by Jennifer Thorpe

Inspired by the rural beauty of Perth County in all its seasons, Anna Koot’s encaustic art captures the luminous world around her and the results are stunningly beautiful.

An ancient art, the encaustic medium has enjoyed a resurgence that has steadily grown since the 1950s. Using four basic elements – wax, pigment, resin and heat – encaustic painting offers a myriad opportunity for experimentation with transparency and translucency, veils of colour and saturated hues, collage and texture. But it’s the hands-on technique and unique luminosity that proved to be so compelling for artist Anna Koot. It’s so tactile.
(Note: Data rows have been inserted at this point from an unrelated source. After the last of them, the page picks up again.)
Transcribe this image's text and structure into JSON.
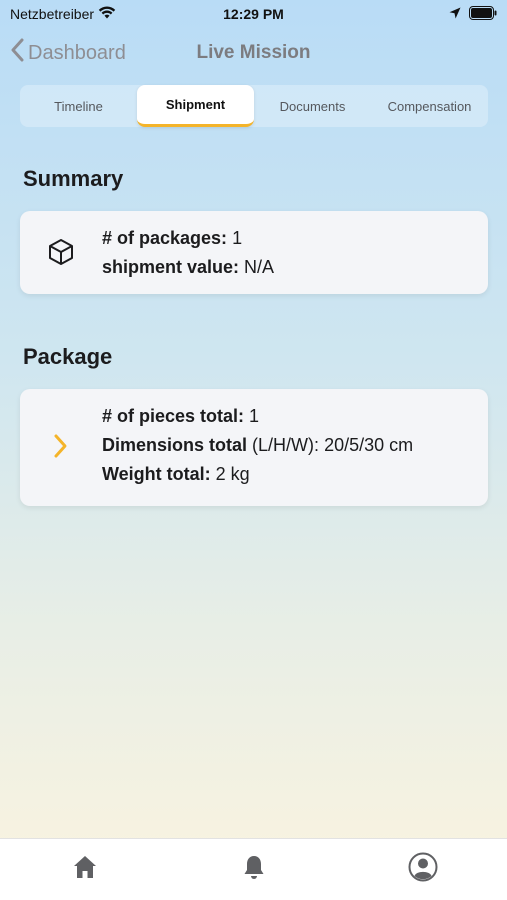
{
  "status_bar": {
    "carrier": "Netzbetreiber",
    "time": "12:29 PM"
  },
  "nav": {
    "back_label": "Dashboard",
    "title": "Live Mission"
  },
  "tabs": [
    {
      "label": "Timeline",
      "active": false
    },
    {
      "label": "Shipment",
      "active": true
    },
    {
      "label": "Documents",
      "active": false
    },
    {
      "label": "Compensation",
      "active": false
    }
  ],
  "summary": {
    "title": "Summary",
    "icon": "package-box-icon",
    "rows": [
      {
        "label": "# of packages:",
        "value": "1"
      },
      {
        "label": "shipment value:",
        "value": "N/A"
      }
    ]
  },
  "package": {
    "title": "Package",
    "icon": "chevron-right-icon",
    "rows": [
      {
        "label": "# of pieces total:",
        "extra": "",
        "value": "1"
      },
      {
        "label": "Dimensions total",
        "extra": "(L/H/W):",
        "value": "20/5/30 cm"
      },
      {
        "label": "Weight total:",
        "extra": "",
        "value": "2 kg"
      }
    ]
  },
  "tab_bar": {
    "items": [
      "home-icon",
      "bell-icon",
      "profile-icon"
    ]
  },
  "colors": {
    "accent": "#f4b42a",
    "nav_gray": "#7c7c80",
    "card_bg": "#f4f5f8"
  }
}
And when you rub the surface the warmth from your hand just brings out the glow. The wax is very luminous. I don’t believe you can get that anywhere else.

Over the past thirty years, Anna has studied and worked in everything from mosaic, oil, acrylic, watercolour and pencil. But when she discovered encaustic painting at an exhibit at Gallery 96 in Stratford, she was hooked. I saw this little piece, and I was immediately drawn to it. I knew the artist Michelle Salter and I asked, ‘What is this?’ ‘It’s encaustic,’ she said. Anna immediately signed up for a two-day workshop with artist Andrea Bird and has been doing encaustic painting ever since.
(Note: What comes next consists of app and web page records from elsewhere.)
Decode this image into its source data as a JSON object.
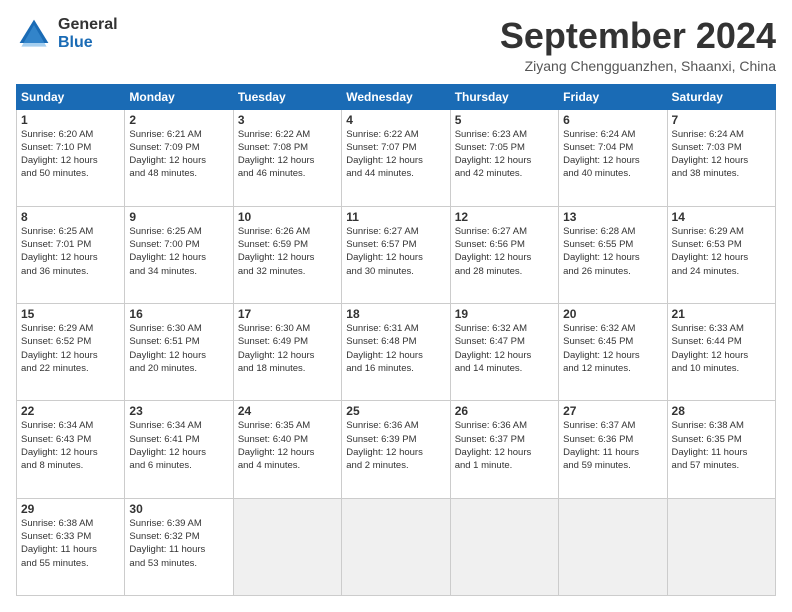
{
  "logo": {
    "general": "General",
    "blue": "Blue"
  },
  "title": "September 2024",
  "location": "Ziyang Chengguanzhen, Shaanxi, China",
  "days_of_week": [
    "Sunday",
    "Monday",
    "Tuesday",
    "Wednesday",
    "Thursday",
    "Friday",
    "Saturday"
  ],
  "cells": [
    {
      "day": "",
      "info": ""
    },
    {
      "day": "",
      "info": ""
    },
    {
      "day": "",
      "info": ""
    },
    {
      "day": "",
      "info": ""
    },
    {
      "day": "",
      "info": ""
    },
    {
      "day": "",
      "info": ""
    },
    {
      "day": "",
      "info": ""
    },
    {
      "day": "1",
      "info": "Sunrise: 6:20 AM\nSunset: 7:10 PM\nDaylight: 12 hours\nand 50 minutes."
    },
    {
      "day": "2",
      "info": "Sunrise: 6:21 AM\nSunset: 7:09 PM\nDaylight: 12 hours\nand 48 minutes."
    },
    {
      "day": "3",
      "info": "Sunrise: 6:22 AM\nSunset: 7:08 PM\nDaylight: 12 hours\nand 46 minutes."
    },
    {
      "day": "4",
      "info": "Sunrise: 6:22 AM\nSunset: 7:07 PM\nDaylight: 12 hours\nand 44 minutes."
    },
    {
      "day": "5",
      "info": "Sunrise: 6:23 AM\nSunset: 7:05 PM\nDaylight: 12 hours\nand 42 minutes."
    },
    {
      "day": "6",
      "info": "Sunrise: 6:24 AM\nSunset: 7:04 PM\nDaylight: 12 hours\nand 40 minutes."
    },
    {
      "day": "7",
      "info": "Sunrise: 6:24 AM\nSunset: 7:03 PM\nDaylight: 12 hours\nand 38 minutes."
    },
    {
      "day": "8",
      "info": "Sunrise: 6:25 AM\nSunset: 7:01 PM\nDaylight: 12 hours\nand 36 minutes."
    },
    {
      "day": "9",
      "info": "Sunrise: 6:25 AM\nSunset: 7:00 PM\nDaylight: 12 hours\nand 34 minutes."
    },
    {
      "day": "10",
      "info": "Sunrise: 6:26 AM\nSunset: 6:59 PM\nDaylight: 12 hours\nand 32 minutes."
    },
    {
      "day": "11",
      "info": "Sunrise: 6:27 AM\nSunset: 6:57 PM\nDaylight: 12 hours\nand 30 minutes."
    },
    {
      "day": "12",
      "info": "Sunrise: 6:27 AM\nSunset: 6:56 PM\nDaylight: 12 hours\nand 28 minutes."
    },
    {
      "day": "13",
      "info": "Sunrise: 6:28 AM\nSunset: 6:55 PM\nDaylight: 12 hours\nand 26 minutes."
    },
    {
      "day": "14",
      "info": "Sunrise: 6:29 AM\nSunset: 6:53 PM\nDaylight: 12 hours\nand 24 minutes."
    },
    {
      "day": "15",
      "info": "Sunrise: 6:29 AM\nSunset: 6:52 PM\nDaylight: 12 hours\nand 22 minutes."
    },
    {
      "day": "16",
      "info": "Sunrise: 6:30 AM\nSunset: 6:51 PM\nDaylight: 12 hours\nand 20 minutes."
    },
    {
      "day": "17",
      "info": "Sunrise: 6:30 AM\nSunset: 6:49 PM\nDaylight: 12 hours\nand 18 minutes."
    },
    {
      "day": "18",
      "info": "Sunrise: 6:31 AM\nSunset: 6:48 PM\nDaylight: 12 hours\nand 16 minutes."
    },
    {
      "day": "19",
      "info": "Sunrise: 6:32 AM\nSunset: 6:47 PM\nDaylight: 12 hours\nand 14 minutes."
    },
    {
      "day": "20",
      "info": "Sunrise: 6:32 AM\nSunset: 6:45 PM\nDaylight: 12 hours\nand 12 minutes."
    },
    {
      "day": "21",
      "info": "Sunrise: 6:33 AM\nSunset: 6:44 PM\nDaylight: 12 hours\nand 10 minutes."
    },
    {
      "day": "22",
      "info": "Sunrise: 6:34 AM\nSunset: 6:43 PM\nDaylight: 12 hours\nand 8 minutes."
    },
    {
      "day": "23",
      "info": "Sunrise: 6:34 AM\nSunset: 6:41 PM\nDaylight: 12 hours\nand 6 minutes."
    },
    {
      "day": "24",
      "info": "Sunrise: 6:35 AM\nSunset: 6:40 PM\nDaylight: 12 hours\nand 4 minutes."
    },
    {
      "day": "25",
      "info": "Sunrise: 6:36 AM\nSunset: 6:39 PM\nDaylight: 12 hours\nand 2 minutes."
    },
    {
      "day": "26",
      "info": "Sunrise: 6:36 AM\nSunset: 6:37 PM\nDaylight: 12 hours\nand 1 minute."
    },
    {
      "day": "27",
      "info": "Sunrise: 6:37 AM\nSunset: 6:36 PM\nDaylight: 11 hours\nand 59 minutes."
    },
    {
      "day": "28",
      "info": "Sunrise: 6:38 AM\nSunset: 6:35 PM\nDaylight: 11 hours\nand 57 minutes."
    },
    {
      "day": "29",
      "info": "Sunrise: 6:38 AM\nSunset: 6:33 PM\nDaylight: 11 hours\nand 55 minutes."
    },
    {
      "day": "30",
      "info": "Sunrise: 6:39 AM\nSunset: 6:32 PM\nDaylight: 11 hours\nand 53 minutes."
    },
    {
      "day": "",
      "info": ""
    },
    {
      "day": "",
      "info": ""
    },
    {
      "day": "",
      "info": ""
    },
    {
      "day": "",
      "info": ""
    },
    {
      "day": "",
      "info": ""
    }
  ]
}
There is something to be said for using raw materials as opposed to manufactured or processed ones. Each season, the wax is a different colour depending on the area where the hive is located and where the bees have been pollinating. Some years the wax is quite yellow while other years, more amber in colour. Working from her studio on the family farm in Perth County, Anna creates images that glow with life: meadows of flowers bobbing their heads in the breeze, a spry brown sparrow perched in the bare branches of a maple in spring, Queen Anne’s Lace rustling in the winter wind, a playful kid peeping around the barn door. Using texture, colour and luminosity with exquisite mastery, her work captures the changing colours of a winter sky, the softness of snowfall, the translucent colours of flower petals in the sunlight.

Heat is an integral part of the encaustic process. Wax is melted on an electric griddle and applied with brushes to the painting surface. As the wax leaves the heat source, it begins to cool and harden. I have to move quickly as I paint, taking advantage of the liquid state of the wax.

This stage of the painting development is repeated numerous times. Layers of wax are often scraped back to reveal unexpected colour combinations, created by the repeated application of heat to the surface. More heat, more layers of wax. I get lost in the process of adding and excavating as I follow the natural flow of building layers.

Using wax also allows for interesting textural composition. Anna’s birds are small masterpieces of delicate detail, and her flower fields are a study of slender stems supporting luscious blooms. If you truly love nature, you will find beauty everywhere, wrote Vincent van Gogh, an artist who also used beeswax in his painting. The beauty of the natural world made luminous – this is the art of Anna Koot. Her work is available online at, and at Zenfire Pottery in St Marys, and the Westland Gallery in London.

anna at work